I was asked in an interview not long ago what Truncate did in SQL Server. I had remembered seeing a Truncate statement in the code of the project that I am currently working on, but couldn't remember what we used it for. I came home and read up on it.
The statement is Truncate Table [table name].
It appears to be the equivalent to the DELETE statement without a where clause. Basically it dumps all your records in the table. This is handy for temp tables that you might be using and reusing for heavy lifting.
Truncate Table is faster than Delete. It is likely that truncate doesn't pick each row, but just dumps them all. Perhaps moving a record pointer to the top of the table and letting all the other memory be reclaimed. It also doesn't appear to do all the logging that Delete does. It you need logging you should stick with Delete and take the performance hit.
In many ways the end result of Truncate Table is the same as executing a Drop Table and then a Create Table with the exact same table layout.

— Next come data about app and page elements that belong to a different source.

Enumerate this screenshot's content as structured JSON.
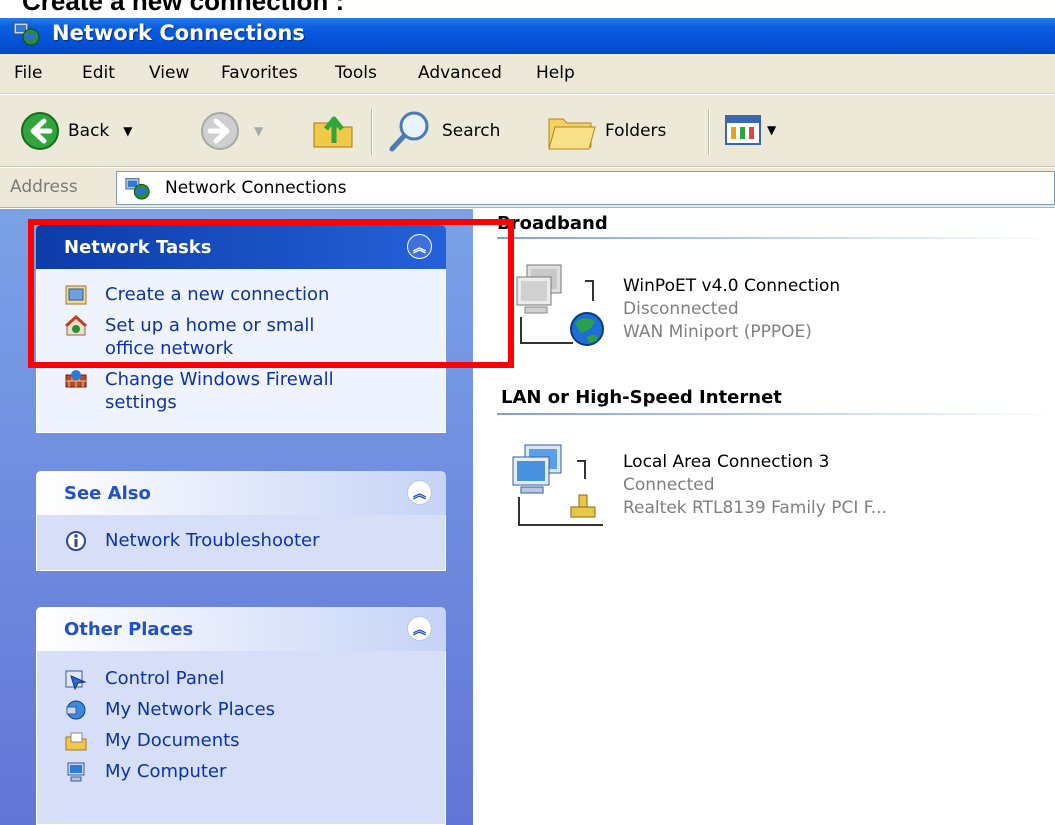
{
  "caption": "Create a new connection :",
  "window": {
    "title": "Network Connections"
  },
  "menu": [
    "File",
    "Edit",
    "View",
    "Favorites",
    "Tools",
    "Advanced",
    "Help"
  ],
  "toolbar": {
    "back_label": "Back",
    "search_label": "Search",
    "folders_label": "Folders"
  },
  "address": {
    "label": "Address",
    "value": "Network Connections"
  },
  "panels": {
    "network_tasks": {
      "title": "Network Tasks",
      "items": [
        "Create a new connection",
        "Set up a home or small office network",
        "Change Windows Firewall settings"
      ]
    },
    "see_also": {
      "title": "See Also",
      "items": [
        "Network Troubleshooter"
      ]
    },
    "other_places": {
      "title": "Other Places",
      "items": [
        "Control Panel",
        "My Network Places",
        "My Documents",
        "My Computer"
      ]
    }
  },
  "groups": {
    "broadband": {
      "title": "Broadband",
      "connection": {
        "name": "WinPoET v4.0 Connection",
        "status": "Disconnected",
        "device": "WAN Miniport (PPPOE)"
      }
    },
    "lan": {
      "title": "LAN or High-Speed Internet",
      "connection": {
        "name": "Local Area Connection 3",
        "status": "Connected",
        "device": "Realtek RTL8139 Family PCI F..."
      }
    }
  },
  "colors": {
    "titlebar": "#0553d8",
    "highlight": "#ff0000",
    "panel_head": "#ffffff",
    "link": "#0c32a8"
  }
}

There seem to be limitations on the Truncate command that it can't be used if the table has a foreign key constraint. The Delete statement does not have that limitation.